Medicare is 43 years old today. It isn't easy to find mention of that happy fact in the corporate media but there are some celebrations happening hither and yon. The AFL-CIO blog notes that the Alliance for Retired Americans has organized cake deliveries to members of Congress as well as press conferences and rallies in at least five states. It looks like PA State Senator James Ferlo joined forces with the Teamsters to host an in-district party at noon today. Healthcare-Now, a single-payer fan, has organized parties around the country. And there is a terrific article in the Jasper Newsboy, (from Jasper, Texas, home of Traudney Byerly) that warns seniors against losing what Medicare was set up to do:

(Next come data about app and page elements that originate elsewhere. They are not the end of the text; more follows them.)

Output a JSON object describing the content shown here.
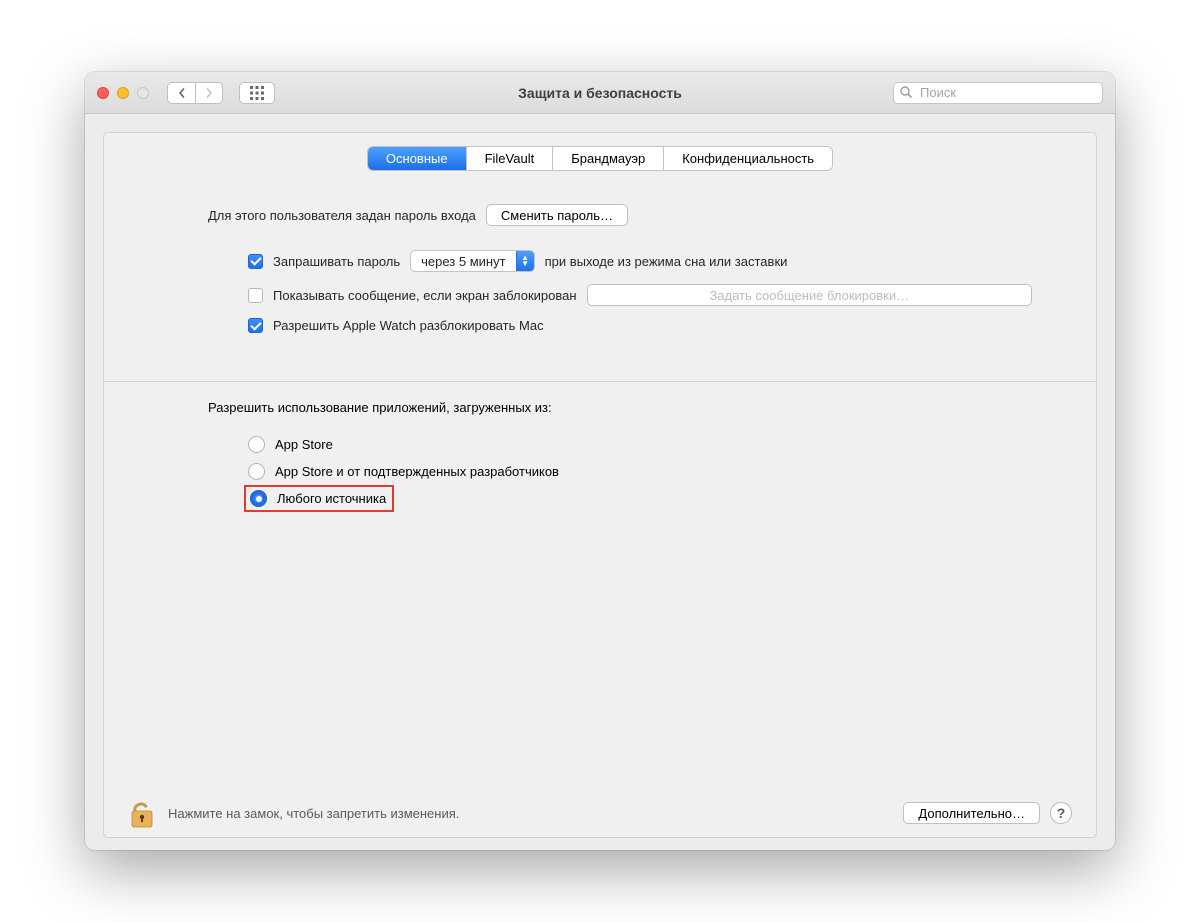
{
  "window": {
    "title": "Защита и безопасность"
  },
  "search": {
    "placeholder": "Поиск"
  },
  "tabs": [
    {
      "label": "Основные",
      "active": true
    },
    {
      "label": "FileVault",
      "active": false
    },
    {
      "label": "Брандмауэр",
      "active": false
    },
    {
      "label": "Конфиденциальность",
      "active": false
    }
  ],
  "password_section": {
    "login_pw_label": "Для этого пользователя задан пароль входа",
    "change_pw_btn": "Сменить пароль…",
    "require_pw_checkbox": "Запрашивать пароль",
    "require_pw_dropdown": "через 5 минут",
    "require_pw_after": "при выходе из режима сна или заставки",
    "show_msg_checkbox": "Показывать сообщение, если экран заблокирован",
    "set_lock_msg_placeholder": "Задать сообщение блокировки…",
    "apple_watch_checkbox": "Разрешить Apple Watch разблокировать Mac"
  },
  "apps_section": {
    "heading": "Разрешить использование приложений, загруженных из:",
    "options": [
      {
        "label": "App Store",
        "selected": false
      },
      {
        "label": "App Store и от подтвержденных разработчиков",
        "selected": false
      },
      {
        "label": "Любого источника",
        "selected": true,
        "highlighted": true
      }
    ]
  },
  "footer": {
    "lock_text": "Нажмите на замок, чтобы запретить изменения.",
    "advanced_btn": "Дополнительно…",
    "help": "?"
  }
}
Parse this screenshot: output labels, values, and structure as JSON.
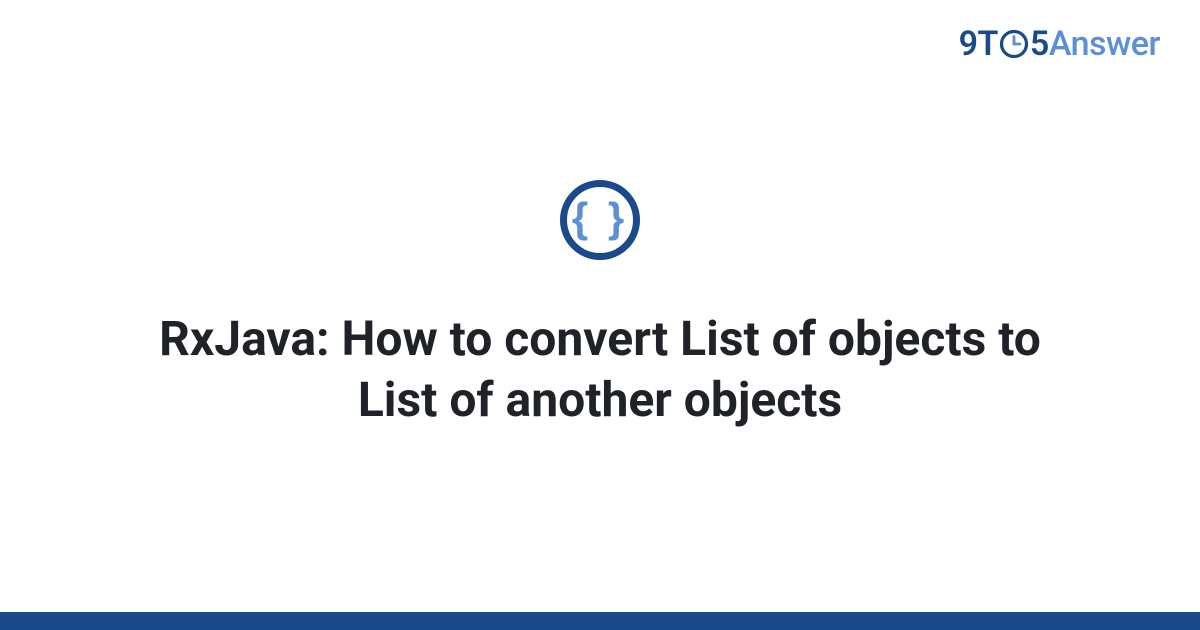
{
  "brand": {
    "part1": "9T",
    "part2": "5",
    "part3": "Answer"
  },
  "icon": {
    "glyph": "{ }"
  },
  "title": "RxJava: How to convert List of objects to List of another objects",
  "colors": {
    "primary": "#1a4a8a",
    "accent": "#5b8fd6"
  }
}
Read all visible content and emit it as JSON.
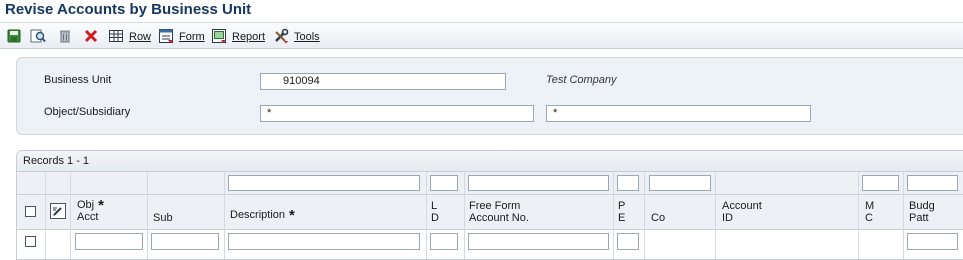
{
  "window": {
    "title": "Revise Accounts by Business Unit"
  },
  "toolbar": {
    "save_icon": "save-icon",
    "find_icon": "find-icon",
    "delete_icon": "delete-icon",
    "cancel_icon": "cancel-icon",
    "row_label": "Row",
    "form_label": "Form",
    "report_label": "Report",
    "tools_label": "Tools"
  },
  "header": {
    "business_unit_label": "Business Unit",
    "business_unit_value": "910094",
    "business_unit_desc": "Test Company",
    "object_subsidiary_label": "Object/Subsidiary",
    "object_value": "*",
    "subsidiary_value": "*"
  },
  "grid": {
    "records_text": "Records 1 - 1",
    "columns": [
      {
        "key": "obj_acct",
        "line1": "Obj",
        "line2": "Acct",
        "required": true
      },
      {
        "key": "sub",
        "line1": "",
        "line2": "Sub",
        "required": false
      },
      {
        "key": "description",
        "line1": "",
        "line2": "Description",
        "required": true
      },
      {
        "key": "ld",
        "line1": "L",
        "line2": "D",
        "required": false
      },
      {
        "key": "free_form",
        "line1": "Free Form",
        "line2": "Account No.",
        "required": false
      },
      {
        "key": "pe",
        "line1": "P",
        "line2": "E",
        "required": false
      },
      {
        "key": "co",
        "line1": "",
        "line2": "Co",
        "required": false
      },
      {
        "key": "account_id",
        "line1": "Account",
        "line2": "ID",
        "required": false
      },
      {
        "key": "mc",
        "line1": "M",
        "line2": "C",
        "required": false
      },
      {
        "key": "budg_patt",
        "line1": "Budg",
        "line2": "Patt",
        "required": false
      }
    ],
    "required_marker": "*"
  },
  "colors": {
    "title": "#17375e",
    "panel_bg": "#edf2f7",
    "border": "#c5ced8"
  }
}
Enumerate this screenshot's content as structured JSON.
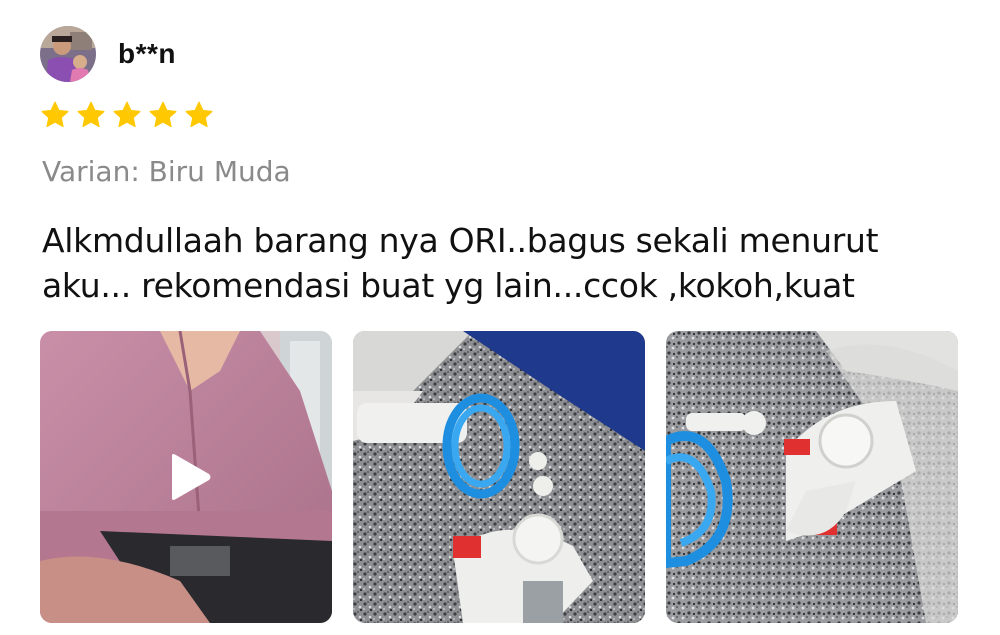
{
  "review": {
    "username": "b**n",
    "avatar": "avatar-photo",
    "rating": 5,
    "rating_max": 5,
    "star_color": "#FFC800",
    "variant_label": "Varian: Biru Muda",
    "text_lines": [
      "Alkmdullaah barang nya ORI..bagus sekali menurut",
      "aku... rekomendasi buat yg lain...ccok ,kokoh,kuat"
    ],
    "media": [
      {
        "type": "video",
        "icon": "play-icon"
      },
      {
        "type": "photo"
      },
      {
        "type": "photo"
      }
    ]
  }
}
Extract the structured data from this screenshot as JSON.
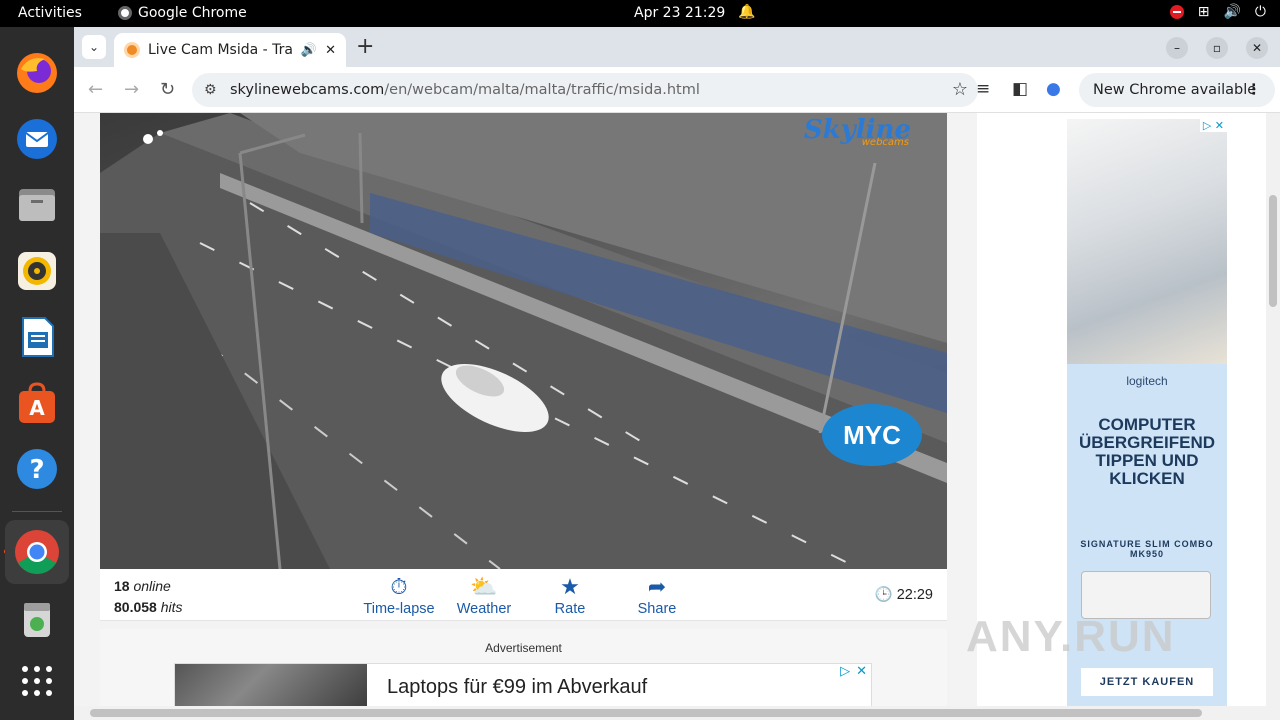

McMillon explained that Medicare Advantage plans are managed care plans and they must manage costs by choosing the least expensive options to treat a patient.
"You cannot divorce these great-sounding plans from the fact that they have to make money," McMillon said. "So for example, instead of approving a bypass operation that 99 cardiologists out of 100 would recommend, they are going to try to treat it with medication and a 'wait and see' approach."
Calhoun agreed, and said she sees people who are disappointed or angry to find that they cannot see their usual physician because that doctor is not in the plan.
McMillon said when people have traditional Medicare and a supplement, they have guarantees. Physicians can't refuse to see Medicare patients or take Medicare payment or they face fines.
McMillon explained how we have arrived where we are today: "Prior to 1965 there was no health insurance available to people over 60 unless you had a retirement plan through your employer that you could keep until you died. Life expectancy was only 67 years for a man back then, too.
"There was no health insurance past 60 for a reason— it was unprofitable. Congress enacted Medicare in 1965 to give affordable access to health care to people over 65.
The article even exposes the sham argument that privatizing Medicare will make it more efficient:
McMillon and Womack said most people don't realize that they have a very narrow window to make these decisions when they reach retirement age. For example, they can choose traditional Medicare and pay $96 a month for part B, and that is worth about $800 a month in insurance premium benefits; the rest is paid with tax dollars.
For that same person who would cost Medicare about $800 a month, Medicare Advantage costs about taxpayers about $1100-$1200 a month, about 25 percent more.
"If it was truly private and free market, the government shouldn't need to subsidize it," McMillon said.
Opening the feeding trough invites abusive billing as well, he says.
"We would not see the electric wheelchairs that used to sell for $400 going for $8,000," McMillon said. " They are making money off a tax-funded program."
Which is, of course, the plan.
No mention of the Medicare milestone has yet made it to the official Medicare site. To be fair, site administrators need all the space they can get to advertise for Medicare Advantage and prescription drug programs, two of the biggest ways the enemies of Medicare are using to loot the program.
Of course, the parties are great but the real present for Medicare this year was the override of BushCo's veto of the less-than-perfect H.R. 6331 (the Medicare "doctor fix" bill). Take a minute to remember Sen. Kennedy dramatically arriving on the floor to vote against the filibuster that survived until he took time away from cancer treatments to smash it. Celebrate Medicare's 43rd by remembering a rare and resounding BushCo legislative defeat. And you may as well call Sen. Kennedy's office to thank him for making it possible.
UPDATE: Health Care For All PA was also very active yesterday. From their email:
Not only did Healthcare for All Pennsylvania volunteers deliver 43rd Medicare Birthday cupcakes and pro-Single Payer (HB 1660/SB 300) messages to all 253 State House and Senate Members today -- we made new friends, earned abiding respect, and garnered more than 300 radio station "hits" with our lobby day campaign.